CHICAGO (AP) — Mayor Rahm Emanuel has fired Chicago's police superintendent and named a task force to study police accountability in the aftermath of the release of a 2014 video showing a white police officer shooting a black teenager 16 times. Emanuel defended the city's handling of the matter, saying the timing of the video's release — more than a year after the shooting — had nothing to do with his 2015 re-election campaign.
Here's a look at key moments in the case and the fallout once the video was released.
OCT. 20: Officer Jason Van Dyke responds to a call about a teenager breaking into cars and stealing radios. He shoots 17-year-old Laquan McDonald, whom authorities say is armed with a knife, 16 times, killing him.
FEB. 27: Lawyers for McDonald's family approach City Hall about a possible settlement without filing a lawsuit, according to Emanuel. This was three days after the mayor failed to win a majority of votes in his re-election bid, forcing him into the city's first mayoral runoff.
APRIL 7: Emanuel defeats Cook County Commissioner Jesus "Chuy" Garcia to win a second term. The mayor made a special appeal to black voters during his campaign.
APRIL 8: Attorneys for the city and the McDonald family agree to settle for $5 million after previously meeting twice.
APRIL 15: The Chicago City Council votes to approve the $5 million settlement.
MAY 26: A freelance journalist files a Freedom of Information Act request for squad-car video of the shooting. After the city denies the request, citing an ongoing investigation, he files a lawsuit.
NOV. 19: A Cook County judge orders Chicago officials to release the video on or before Nov. 25.
NOV. 24: Cook County State's Attorney Anita Alvarez announces she is charging Van Dyke with first-degree murder. Hours later, Chicago police release the video, sparking several days of protests.
NOV. 29: The University of Chicago announces it is canceling all classes and activities on Nov. 30 because of a threat mentioning the quad and Monday morning.

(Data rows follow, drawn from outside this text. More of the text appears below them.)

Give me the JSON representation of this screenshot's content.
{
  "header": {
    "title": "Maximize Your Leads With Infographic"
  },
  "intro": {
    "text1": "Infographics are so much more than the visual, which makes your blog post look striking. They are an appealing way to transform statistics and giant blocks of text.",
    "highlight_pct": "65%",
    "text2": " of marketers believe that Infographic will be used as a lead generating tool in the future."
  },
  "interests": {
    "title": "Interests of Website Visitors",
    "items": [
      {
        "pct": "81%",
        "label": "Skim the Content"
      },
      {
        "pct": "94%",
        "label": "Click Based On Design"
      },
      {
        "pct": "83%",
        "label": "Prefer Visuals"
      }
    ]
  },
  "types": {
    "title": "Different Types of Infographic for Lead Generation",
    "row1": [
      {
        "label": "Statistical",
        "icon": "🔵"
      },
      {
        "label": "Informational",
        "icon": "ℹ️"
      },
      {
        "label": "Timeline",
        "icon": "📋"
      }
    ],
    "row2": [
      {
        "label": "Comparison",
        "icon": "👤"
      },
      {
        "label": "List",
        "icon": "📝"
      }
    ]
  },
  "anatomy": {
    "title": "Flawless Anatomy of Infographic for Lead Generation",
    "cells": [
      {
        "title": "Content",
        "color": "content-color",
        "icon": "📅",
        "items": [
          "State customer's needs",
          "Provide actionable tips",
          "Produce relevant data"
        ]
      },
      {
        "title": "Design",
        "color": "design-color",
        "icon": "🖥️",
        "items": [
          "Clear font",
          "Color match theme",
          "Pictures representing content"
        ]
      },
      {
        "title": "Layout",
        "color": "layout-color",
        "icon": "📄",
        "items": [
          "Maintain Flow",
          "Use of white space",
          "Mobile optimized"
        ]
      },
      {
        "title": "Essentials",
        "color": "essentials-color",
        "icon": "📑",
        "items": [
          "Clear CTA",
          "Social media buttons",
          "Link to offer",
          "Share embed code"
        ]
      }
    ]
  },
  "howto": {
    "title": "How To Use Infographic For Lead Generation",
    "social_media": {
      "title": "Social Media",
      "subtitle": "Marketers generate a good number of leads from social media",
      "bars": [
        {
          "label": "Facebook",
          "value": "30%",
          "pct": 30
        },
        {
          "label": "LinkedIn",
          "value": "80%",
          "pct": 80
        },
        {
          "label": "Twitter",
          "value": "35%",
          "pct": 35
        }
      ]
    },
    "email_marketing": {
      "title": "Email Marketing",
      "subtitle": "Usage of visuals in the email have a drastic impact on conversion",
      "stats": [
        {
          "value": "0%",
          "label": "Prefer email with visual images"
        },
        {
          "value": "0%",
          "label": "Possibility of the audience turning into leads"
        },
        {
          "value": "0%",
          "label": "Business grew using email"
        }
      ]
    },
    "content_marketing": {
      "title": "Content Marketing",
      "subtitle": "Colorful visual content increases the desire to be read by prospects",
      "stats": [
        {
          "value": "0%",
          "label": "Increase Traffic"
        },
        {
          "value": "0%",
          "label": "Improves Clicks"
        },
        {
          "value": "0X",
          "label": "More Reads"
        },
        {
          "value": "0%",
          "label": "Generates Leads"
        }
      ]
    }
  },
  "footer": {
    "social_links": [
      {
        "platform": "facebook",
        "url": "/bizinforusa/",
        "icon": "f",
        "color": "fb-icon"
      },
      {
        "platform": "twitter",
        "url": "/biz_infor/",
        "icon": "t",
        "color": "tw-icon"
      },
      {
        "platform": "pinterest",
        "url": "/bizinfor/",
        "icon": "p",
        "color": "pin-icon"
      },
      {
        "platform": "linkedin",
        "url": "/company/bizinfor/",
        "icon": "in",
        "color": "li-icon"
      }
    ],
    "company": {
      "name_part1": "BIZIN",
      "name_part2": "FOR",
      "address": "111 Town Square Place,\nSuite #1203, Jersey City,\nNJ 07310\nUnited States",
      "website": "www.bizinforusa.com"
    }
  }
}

NOV. 30: Chicago resident Jabari R. Dean is charged in a federal complaint with transmitting a threat in interstate commerce. Prosecutors say the 21-year-old black man threatened on a social media website to kill 16 white male students or staff at the University of Chicago, and was motivated by McDonald's death.
DEC. 1: Emanuel fires Chicago police Superintendent Garry McCarthy and names a five-member task force to make recommendations on improving police accountability. Chief of Detectives John Escalante is named interim chief.